How to complete this task:
Scan the records below for the word "code". Copy each line where it appears.

#### Given data

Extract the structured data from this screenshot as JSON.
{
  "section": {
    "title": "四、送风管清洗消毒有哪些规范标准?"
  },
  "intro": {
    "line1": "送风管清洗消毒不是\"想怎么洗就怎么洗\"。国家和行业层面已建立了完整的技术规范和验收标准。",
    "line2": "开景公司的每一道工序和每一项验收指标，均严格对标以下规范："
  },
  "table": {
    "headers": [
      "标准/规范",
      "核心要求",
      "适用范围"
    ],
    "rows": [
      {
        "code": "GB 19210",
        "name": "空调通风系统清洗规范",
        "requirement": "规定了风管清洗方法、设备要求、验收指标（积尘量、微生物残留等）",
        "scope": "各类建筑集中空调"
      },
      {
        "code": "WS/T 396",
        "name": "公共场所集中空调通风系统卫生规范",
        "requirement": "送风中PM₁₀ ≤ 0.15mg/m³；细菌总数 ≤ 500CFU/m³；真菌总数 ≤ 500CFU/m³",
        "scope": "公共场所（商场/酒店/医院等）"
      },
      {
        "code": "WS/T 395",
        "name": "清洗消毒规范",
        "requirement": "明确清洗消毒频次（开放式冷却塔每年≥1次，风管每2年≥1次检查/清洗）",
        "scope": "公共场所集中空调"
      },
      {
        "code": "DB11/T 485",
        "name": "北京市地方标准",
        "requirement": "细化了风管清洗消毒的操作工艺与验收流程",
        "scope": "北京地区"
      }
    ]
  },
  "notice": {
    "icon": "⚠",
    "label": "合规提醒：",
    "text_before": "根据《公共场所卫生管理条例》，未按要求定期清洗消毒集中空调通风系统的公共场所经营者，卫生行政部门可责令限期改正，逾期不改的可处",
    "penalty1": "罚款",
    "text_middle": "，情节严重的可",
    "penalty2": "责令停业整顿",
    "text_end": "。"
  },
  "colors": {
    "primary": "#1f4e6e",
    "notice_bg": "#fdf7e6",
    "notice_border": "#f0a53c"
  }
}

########

Task output:
        "code": "GB 19210",
        "code": "WS/T 396",
        "code": "WS/T 395",
        "code": "DB11/T 485",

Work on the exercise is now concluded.